Multivariate Accommodation Models using Traditional and 3D Anthropometry 2005-01-2735
Various statistical approaches have been advocated that aim at creating statistically meaningful and representative models of human variation. While they all have in common the idea to summarize the critical space needed by the user population by a discrete number of cases, substantial differences exist as to how exactly these cases are identified. The choice of statistical procedures also impacts the number of representative cases (i.e. the efficiency of the model) as well as the actual percentage of the accommodated population (accuracy of the model). The purpose of the paper is to test strengths and fallacies of some of the more commonly found approaches using real as well as simulated data. Furthermore, an extension of multivariate accommodation models to 3D coordinate data, which can be used in CAD/CAM environments, are presented.
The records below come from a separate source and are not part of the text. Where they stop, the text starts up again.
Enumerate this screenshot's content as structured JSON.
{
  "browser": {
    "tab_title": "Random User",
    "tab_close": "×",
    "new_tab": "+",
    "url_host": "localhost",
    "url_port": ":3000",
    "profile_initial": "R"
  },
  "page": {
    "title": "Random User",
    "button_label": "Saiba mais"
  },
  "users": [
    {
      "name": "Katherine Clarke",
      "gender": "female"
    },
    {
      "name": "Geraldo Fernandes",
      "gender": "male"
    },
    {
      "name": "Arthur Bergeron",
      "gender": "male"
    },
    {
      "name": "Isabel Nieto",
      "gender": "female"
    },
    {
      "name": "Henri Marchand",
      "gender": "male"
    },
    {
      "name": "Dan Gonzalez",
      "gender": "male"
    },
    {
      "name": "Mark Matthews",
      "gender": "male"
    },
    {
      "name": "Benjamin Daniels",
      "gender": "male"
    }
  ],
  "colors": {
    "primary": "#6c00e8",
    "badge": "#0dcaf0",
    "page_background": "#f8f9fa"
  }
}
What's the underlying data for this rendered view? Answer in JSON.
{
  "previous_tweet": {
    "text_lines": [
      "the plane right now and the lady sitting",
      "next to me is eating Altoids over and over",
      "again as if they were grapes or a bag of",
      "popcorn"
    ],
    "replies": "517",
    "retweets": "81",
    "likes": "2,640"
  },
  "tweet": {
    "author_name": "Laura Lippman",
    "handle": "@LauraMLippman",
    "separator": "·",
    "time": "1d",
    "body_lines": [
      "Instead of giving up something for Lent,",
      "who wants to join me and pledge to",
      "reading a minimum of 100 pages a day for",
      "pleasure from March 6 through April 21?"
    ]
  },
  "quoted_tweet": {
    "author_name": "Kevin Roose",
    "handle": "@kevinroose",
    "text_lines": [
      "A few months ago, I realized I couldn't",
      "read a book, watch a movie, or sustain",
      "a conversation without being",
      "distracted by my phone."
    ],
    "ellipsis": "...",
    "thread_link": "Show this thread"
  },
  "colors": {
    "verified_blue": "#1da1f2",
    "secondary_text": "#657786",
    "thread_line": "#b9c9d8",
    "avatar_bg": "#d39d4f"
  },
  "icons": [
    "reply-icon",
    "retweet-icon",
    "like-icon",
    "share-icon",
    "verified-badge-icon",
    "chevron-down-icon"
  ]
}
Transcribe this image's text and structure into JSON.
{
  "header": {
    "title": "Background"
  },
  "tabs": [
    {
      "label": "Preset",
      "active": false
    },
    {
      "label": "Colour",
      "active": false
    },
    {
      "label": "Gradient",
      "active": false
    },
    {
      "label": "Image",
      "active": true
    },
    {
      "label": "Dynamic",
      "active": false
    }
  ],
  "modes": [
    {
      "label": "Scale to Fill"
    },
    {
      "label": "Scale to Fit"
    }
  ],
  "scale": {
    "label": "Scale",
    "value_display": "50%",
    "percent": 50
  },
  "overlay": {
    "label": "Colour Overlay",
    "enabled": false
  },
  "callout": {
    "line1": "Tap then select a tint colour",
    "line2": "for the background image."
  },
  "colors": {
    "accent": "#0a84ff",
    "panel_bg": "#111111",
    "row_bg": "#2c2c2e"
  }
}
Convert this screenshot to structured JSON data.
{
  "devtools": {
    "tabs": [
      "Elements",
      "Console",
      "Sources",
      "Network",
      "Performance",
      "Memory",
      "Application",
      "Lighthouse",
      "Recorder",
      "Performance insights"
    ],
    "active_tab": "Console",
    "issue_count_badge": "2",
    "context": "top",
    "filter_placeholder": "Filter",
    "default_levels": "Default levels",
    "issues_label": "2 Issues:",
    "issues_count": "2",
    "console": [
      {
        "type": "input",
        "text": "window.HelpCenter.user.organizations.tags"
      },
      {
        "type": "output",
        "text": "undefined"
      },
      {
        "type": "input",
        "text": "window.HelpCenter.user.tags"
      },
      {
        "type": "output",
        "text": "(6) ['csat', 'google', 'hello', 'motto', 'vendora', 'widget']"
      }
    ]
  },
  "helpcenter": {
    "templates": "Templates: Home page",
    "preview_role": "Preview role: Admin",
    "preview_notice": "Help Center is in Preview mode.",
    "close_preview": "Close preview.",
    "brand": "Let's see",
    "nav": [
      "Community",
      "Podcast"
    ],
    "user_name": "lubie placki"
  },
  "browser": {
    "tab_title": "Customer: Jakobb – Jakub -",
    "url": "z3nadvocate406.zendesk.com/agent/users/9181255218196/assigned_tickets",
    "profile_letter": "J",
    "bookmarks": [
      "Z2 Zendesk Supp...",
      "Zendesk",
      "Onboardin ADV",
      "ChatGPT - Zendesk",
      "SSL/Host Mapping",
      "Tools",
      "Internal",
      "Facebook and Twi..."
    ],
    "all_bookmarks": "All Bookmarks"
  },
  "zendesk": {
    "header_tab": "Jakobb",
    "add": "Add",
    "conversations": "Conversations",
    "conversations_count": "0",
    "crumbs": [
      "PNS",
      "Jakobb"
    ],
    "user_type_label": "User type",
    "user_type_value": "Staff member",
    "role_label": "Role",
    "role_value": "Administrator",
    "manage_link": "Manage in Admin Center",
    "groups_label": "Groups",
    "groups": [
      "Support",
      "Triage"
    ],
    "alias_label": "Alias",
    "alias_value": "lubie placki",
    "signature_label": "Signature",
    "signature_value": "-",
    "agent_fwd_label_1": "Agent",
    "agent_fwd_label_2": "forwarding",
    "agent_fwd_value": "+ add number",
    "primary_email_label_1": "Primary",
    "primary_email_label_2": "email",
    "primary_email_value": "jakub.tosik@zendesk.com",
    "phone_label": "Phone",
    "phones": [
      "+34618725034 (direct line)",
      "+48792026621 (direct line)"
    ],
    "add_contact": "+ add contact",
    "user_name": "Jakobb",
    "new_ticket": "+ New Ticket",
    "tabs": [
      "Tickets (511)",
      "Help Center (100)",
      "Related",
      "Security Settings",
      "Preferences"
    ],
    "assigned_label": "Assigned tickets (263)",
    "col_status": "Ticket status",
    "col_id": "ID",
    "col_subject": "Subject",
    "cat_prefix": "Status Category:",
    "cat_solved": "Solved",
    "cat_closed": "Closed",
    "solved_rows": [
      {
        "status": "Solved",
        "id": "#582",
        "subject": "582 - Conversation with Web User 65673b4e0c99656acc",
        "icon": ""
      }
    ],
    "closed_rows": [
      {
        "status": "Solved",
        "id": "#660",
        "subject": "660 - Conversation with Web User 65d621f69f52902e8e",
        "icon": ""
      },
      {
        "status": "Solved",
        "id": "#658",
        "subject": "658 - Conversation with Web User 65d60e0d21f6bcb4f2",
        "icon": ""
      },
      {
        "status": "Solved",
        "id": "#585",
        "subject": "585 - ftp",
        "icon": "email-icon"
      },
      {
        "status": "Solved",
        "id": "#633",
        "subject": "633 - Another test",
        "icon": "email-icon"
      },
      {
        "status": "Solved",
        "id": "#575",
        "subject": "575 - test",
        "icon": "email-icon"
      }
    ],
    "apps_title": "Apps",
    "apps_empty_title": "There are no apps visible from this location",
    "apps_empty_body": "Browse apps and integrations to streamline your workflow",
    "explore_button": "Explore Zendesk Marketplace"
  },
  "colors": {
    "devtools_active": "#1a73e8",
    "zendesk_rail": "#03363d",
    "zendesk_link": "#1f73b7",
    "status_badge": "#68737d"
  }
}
The results suggest that while overall accommodation percentages tend to improve when the number of variables and representative cases increases, various other factors can be identified that can significantly reduce or even invalidate the model accuracy. Consequently, simplistic approaches based on multiplying variables/cases do not necessarily guarantee pertinent models. Rather, optimization strategies must be sought to reconcile model efficiency and accuracy.